FR. ROBERT ADOLFS almost became the Fr. McCabe of the Netherlands last week when the Doctrinal Congregation had a bash at silencing him because of views ex pressed in his new book The Grave of God (re viewed on page 6).
He's good looking, 45years-old, and Prior of the Augustinian Monastery at Eindhoven. His first book The Church is Different was a success but hardly a best-seller. Even so, the Vatican gave him the cold shoulder.
Rumour has it that "The Grave of God" upset some conservative Catholics in Holland and they corn plained to Rome. The book was then read by an anonymous official of the Doctrinal Congregation who wrote a review of it and prepared a list of questions to be answered by the author.
This process is what the Doctrinal Congregation calls "hearing the author."
In The Grave of God Fr, Adolfs applies the conclusions of modern theology to the Church as an institution. maintaining that the Church has to abandon its centuries old power structures which were taken over from the Roman Empire after Constantine.
"In those days," Fr. Adolfs says. "they may have been useful. but now the same structure are obstacles to the Church's task of preaching the gosPel "They hamper the Church from being present in today's world. In my book I have given a series of suggestions in order to start a discussion. Nothing more than that.
"The Roman objections are mainly directed against the first chapter.Fr. Adolfs says. "In this chapter I suggest that our faith needs a new interpretation. The traditional mythical data of the New Testament and of the Hellenistic Philosophy should be re-interpreted."
Fr. Adolfs says he thinks that lack of communication is to blame for his present tussle with the__ Doctrinal Congregation. "We must communicate," he says. "We in Holland are ready to go to Rome at any time for as long as is necessary to sort our problems out.

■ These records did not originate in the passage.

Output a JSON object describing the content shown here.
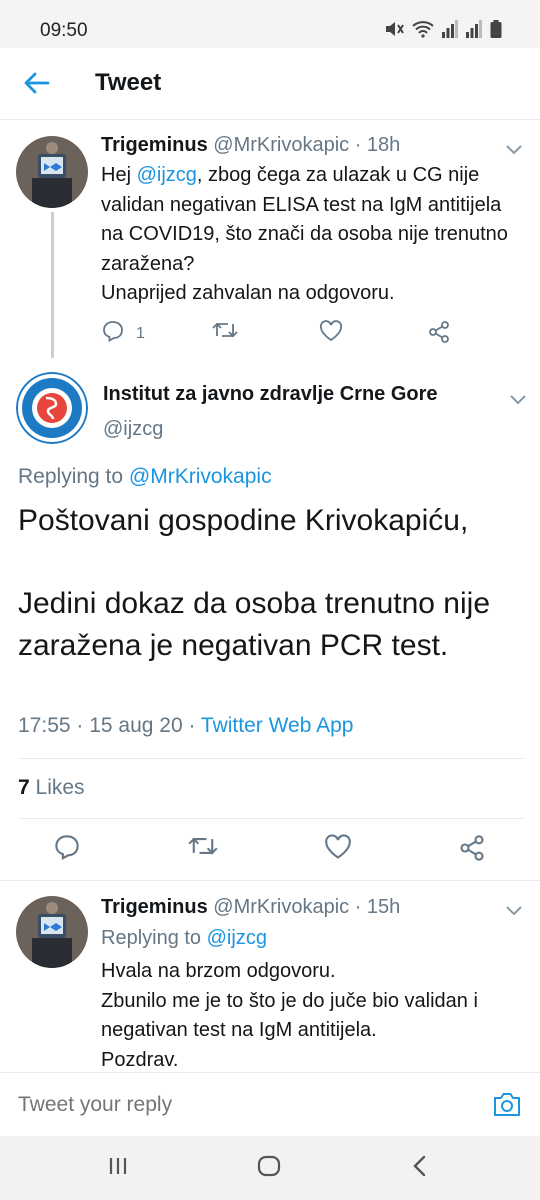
{
  "status_bar": {
    "time": "09:50",
    "icons": [
      "mute-icon",
      "wifi-icon",
      "signal-icon",
      "signal-icon",
      "battery-icon"
    ]
  },
  "header": {
    "title": "Tweet",
    "back_icon": "arrow-left-icon"
  },
  "colors": {
    "accent": "#1b95e0",
    "text": "#14171a",
    "muted": "#657786",
    "divider": "#e6ecf0"
  },
  "parent_tweet": {
    "name": "Trigeminus",
    "handle": "@MrKrivokapic",
    "time": "· 18h",
    "text_pre": "Hej ",
    "mention": "@ijzcg",
    "text_post": ", zbog čega za ulazak u CG nije validan negativan ELISA test na IgM antitijela na COVID19, što znači da osoba nije trenutno zaražena?",
    "text_line2": "Unaprijed zahvalan na odgovoru.",
    "reply_count": "1"
  },
  "main_tweet": {
    "name": "Institut za javno zdravlje Crne Gore",
    "handle": "@ijzcg",
    "replying_prefix": "Replying to ",
    "replying_to": "@MrKrivokapic",
    "para1": "Poštovani gospodine Krivokapiću,",
    "para2": "Jedini dokaz da osoba trenutno nije zaražena je negativan PCR test.",
    "timestamp": "17:55 · 15 aug 20 · ",
    "source": "Twitter Web App",
    "likes_count": "7",
    "likes_label": "Likes"
  },
  "reply_tweet": {
    "name": "Trigeminus",
    "handle": "@MrKrivokapic",
    "time": "· 15h",
    "replying_prefix": "Replying to ",
    "replying_to": "@ijzcg",
    "line1": "Hvala na brzom odgovoru.",
    "line2": "Zbunilo me je to što je do juče bio validan i negativan test na IgM antitijela.",
    "line3": "Pozdrav."
  },
  "reply_bar": {
    "placeholder": "Tweet your reply"
  }
}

"`But when on the other end of the line of communication there are people who think they have a share in Papal Infallibility then communication becomes impossible."